Your task: Copy each line of the records that contains the word "title".

Excerpts from a dataset
•••
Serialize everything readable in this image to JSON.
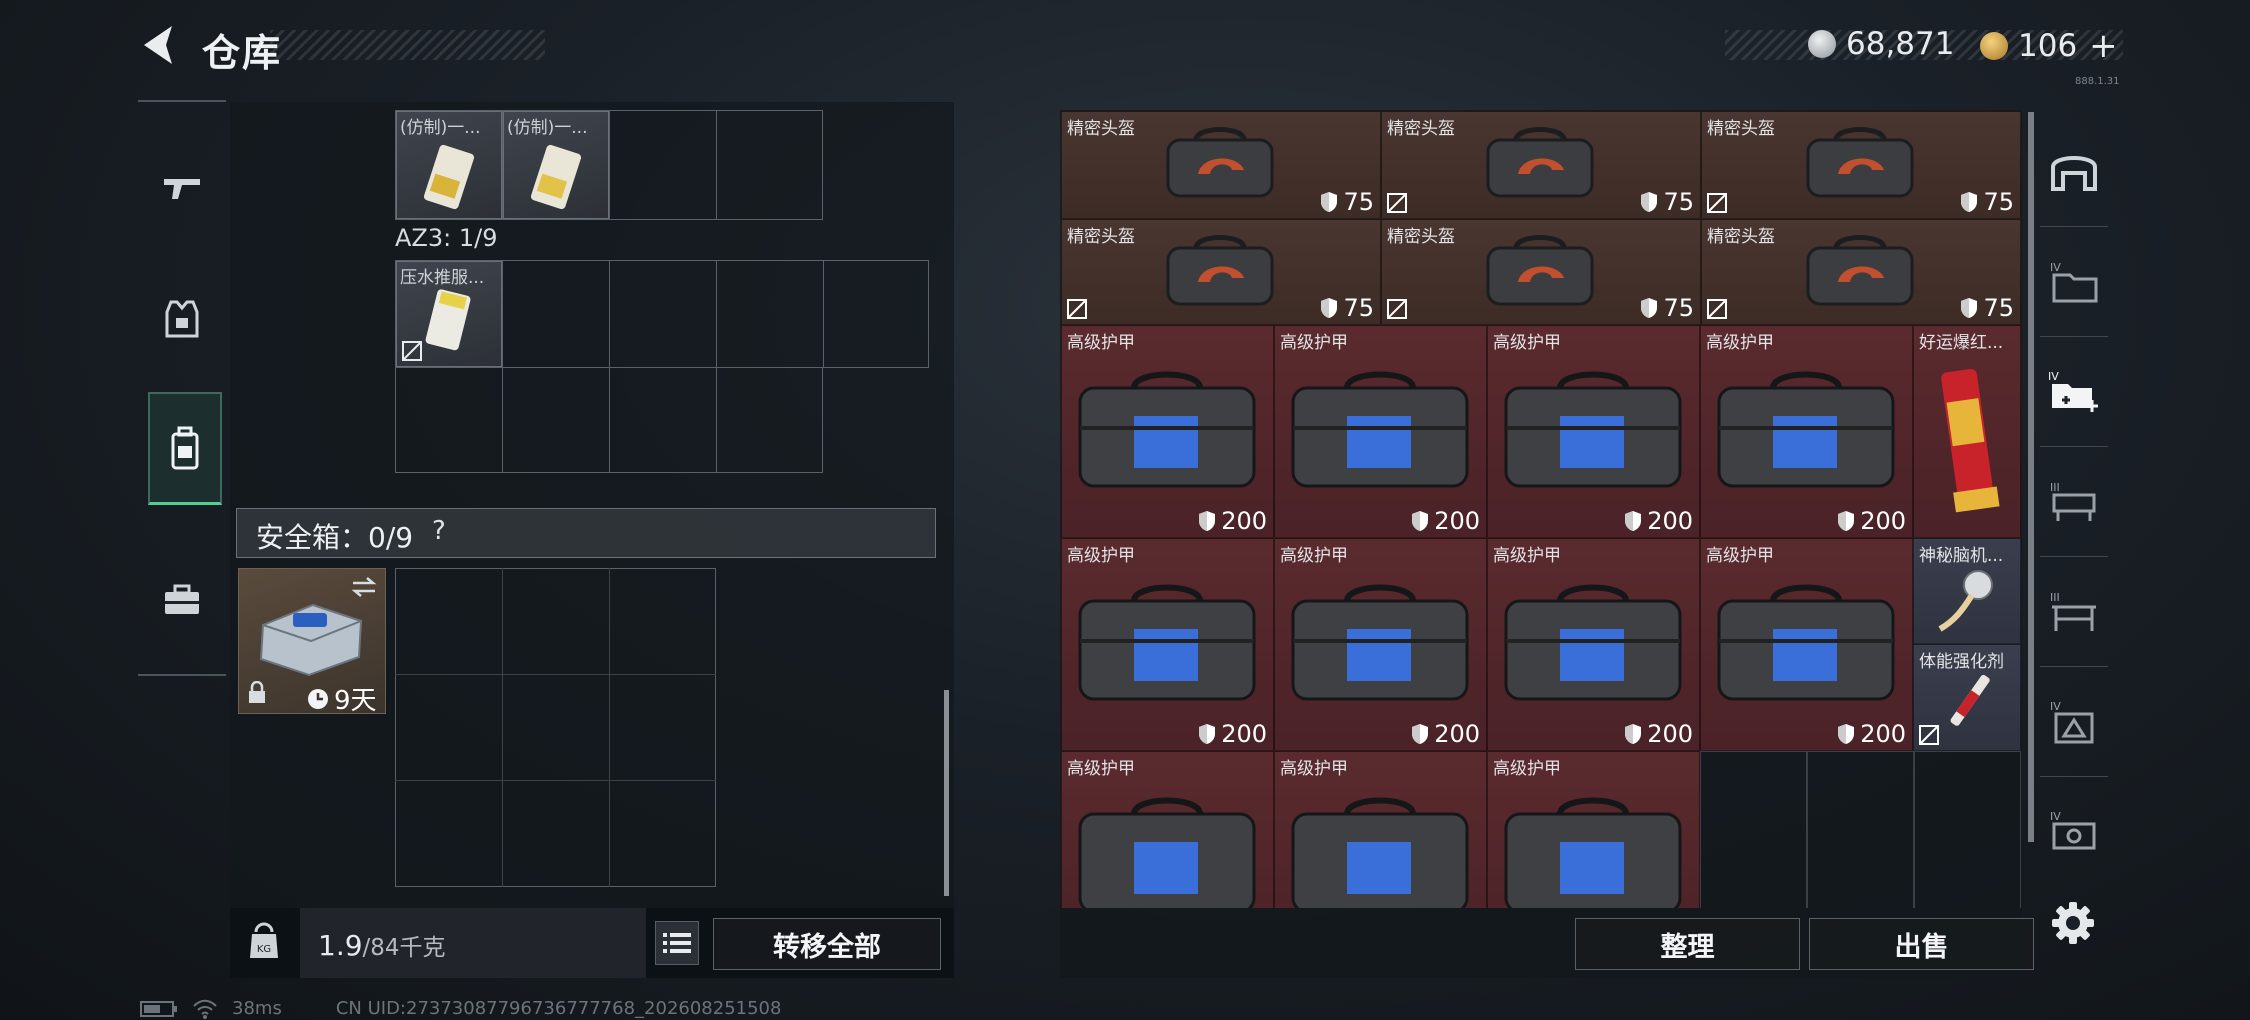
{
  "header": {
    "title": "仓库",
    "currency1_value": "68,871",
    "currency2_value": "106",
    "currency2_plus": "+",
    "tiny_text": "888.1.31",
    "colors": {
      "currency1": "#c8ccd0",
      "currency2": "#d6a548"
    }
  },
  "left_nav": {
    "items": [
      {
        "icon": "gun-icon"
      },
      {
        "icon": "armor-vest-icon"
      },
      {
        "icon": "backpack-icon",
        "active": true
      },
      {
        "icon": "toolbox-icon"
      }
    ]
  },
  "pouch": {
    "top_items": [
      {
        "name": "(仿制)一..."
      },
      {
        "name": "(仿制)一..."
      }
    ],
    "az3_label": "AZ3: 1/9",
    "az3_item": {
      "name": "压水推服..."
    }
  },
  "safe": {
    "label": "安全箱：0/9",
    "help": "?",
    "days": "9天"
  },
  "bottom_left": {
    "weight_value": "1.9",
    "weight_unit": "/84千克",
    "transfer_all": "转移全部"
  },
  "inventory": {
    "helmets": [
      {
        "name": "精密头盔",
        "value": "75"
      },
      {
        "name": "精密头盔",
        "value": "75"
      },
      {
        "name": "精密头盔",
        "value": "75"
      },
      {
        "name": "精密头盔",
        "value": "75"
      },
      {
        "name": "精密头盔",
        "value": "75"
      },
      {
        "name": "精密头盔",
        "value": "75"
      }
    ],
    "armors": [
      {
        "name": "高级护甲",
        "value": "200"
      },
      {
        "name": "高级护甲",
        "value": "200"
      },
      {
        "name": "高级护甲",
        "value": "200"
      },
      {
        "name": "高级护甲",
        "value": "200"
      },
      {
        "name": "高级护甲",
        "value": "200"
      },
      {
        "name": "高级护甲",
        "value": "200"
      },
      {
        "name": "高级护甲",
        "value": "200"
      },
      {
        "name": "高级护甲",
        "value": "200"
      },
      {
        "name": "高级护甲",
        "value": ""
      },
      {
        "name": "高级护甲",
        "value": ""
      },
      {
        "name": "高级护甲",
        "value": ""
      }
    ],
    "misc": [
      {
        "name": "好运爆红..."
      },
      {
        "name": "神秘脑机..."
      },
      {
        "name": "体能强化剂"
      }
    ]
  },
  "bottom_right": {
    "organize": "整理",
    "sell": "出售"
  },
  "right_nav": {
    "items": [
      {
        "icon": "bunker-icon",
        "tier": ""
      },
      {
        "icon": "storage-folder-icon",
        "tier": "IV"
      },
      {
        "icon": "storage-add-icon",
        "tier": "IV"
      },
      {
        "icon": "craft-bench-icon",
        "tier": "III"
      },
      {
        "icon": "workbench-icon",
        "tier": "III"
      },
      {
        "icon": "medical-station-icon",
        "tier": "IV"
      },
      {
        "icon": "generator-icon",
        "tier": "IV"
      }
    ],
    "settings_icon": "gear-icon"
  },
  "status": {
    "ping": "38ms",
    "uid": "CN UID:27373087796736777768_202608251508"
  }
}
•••
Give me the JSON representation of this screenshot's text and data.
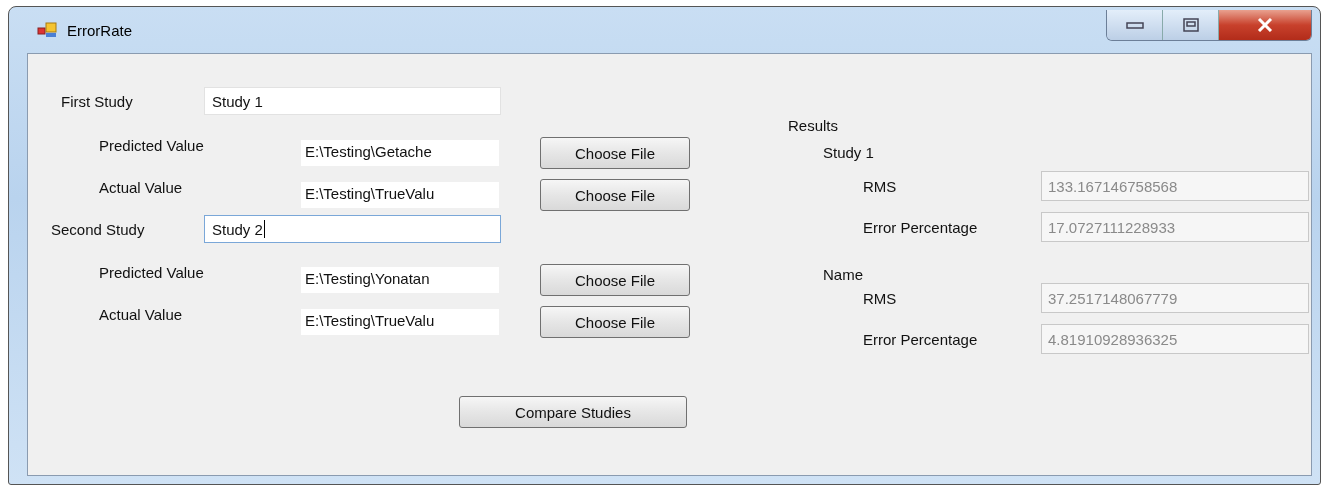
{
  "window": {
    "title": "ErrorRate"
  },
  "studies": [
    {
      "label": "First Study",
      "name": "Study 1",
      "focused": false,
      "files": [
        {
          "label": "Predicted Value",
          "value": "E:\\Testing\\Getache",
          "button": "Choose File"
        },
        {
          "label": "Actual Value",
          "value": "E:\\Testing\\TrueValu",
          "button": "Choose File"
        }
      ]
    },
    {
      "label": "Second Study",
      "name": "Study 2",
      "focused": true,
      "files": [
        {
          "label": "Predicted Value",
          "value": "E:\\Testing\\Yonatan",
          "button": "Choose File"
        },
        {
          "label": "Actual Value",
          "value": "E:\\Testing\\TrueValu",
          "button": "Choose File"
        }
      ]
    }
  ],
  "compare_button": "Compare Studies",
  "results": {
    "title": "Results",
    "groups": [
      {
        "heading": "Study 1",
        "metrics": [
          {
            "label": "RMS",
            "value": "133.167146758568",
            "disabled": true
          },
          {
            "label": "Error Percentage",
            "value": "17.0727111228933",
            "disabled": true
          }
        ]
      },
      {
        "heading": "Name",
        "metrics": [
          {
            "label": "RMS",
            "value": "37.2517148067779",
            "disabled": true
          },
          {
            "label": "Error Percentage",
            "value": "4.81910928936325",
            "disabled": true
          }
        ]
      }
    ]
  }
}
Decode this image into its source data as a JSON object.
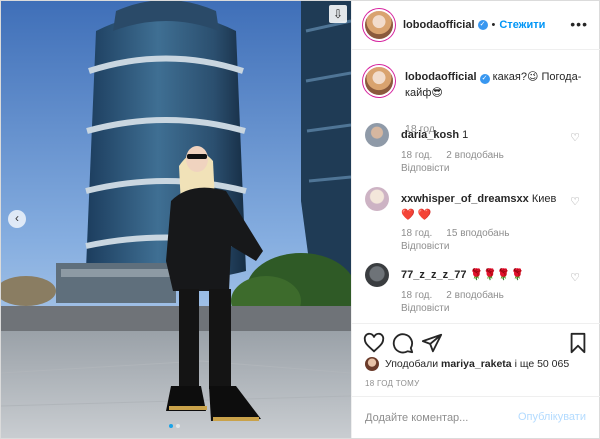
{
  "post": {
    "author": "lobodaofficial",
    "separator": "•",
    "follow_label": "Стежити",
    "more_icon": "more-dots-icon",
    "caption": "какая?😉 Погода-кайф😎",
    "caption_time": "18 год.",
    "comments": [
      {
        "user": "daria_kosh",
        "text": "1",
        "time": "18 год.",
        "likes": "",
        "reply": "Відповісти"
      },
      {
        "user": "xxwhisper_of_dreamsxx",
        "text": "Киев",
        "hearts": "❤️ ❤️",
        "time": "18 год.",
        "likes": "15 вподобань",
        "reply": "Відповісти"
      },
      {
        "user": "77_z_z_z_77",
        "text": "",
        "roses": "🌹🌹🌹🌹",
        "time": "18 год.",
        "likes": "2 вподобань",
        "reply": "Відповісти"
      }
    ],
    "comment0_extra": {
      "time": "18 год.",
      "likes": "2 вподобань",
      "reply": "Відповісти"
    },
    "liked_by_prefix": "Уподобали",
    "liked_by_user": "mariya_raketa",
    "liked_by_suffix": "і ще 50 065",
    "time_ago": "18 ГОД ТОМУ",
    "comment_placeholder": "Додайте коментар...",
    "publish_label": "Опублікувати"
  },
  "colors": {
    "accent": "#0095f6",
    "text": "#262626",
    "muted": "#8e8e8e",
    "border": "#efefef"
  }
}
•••
Solution:
    "title": "仓库",
    "title": "ErrorRate"
    "title": "Results",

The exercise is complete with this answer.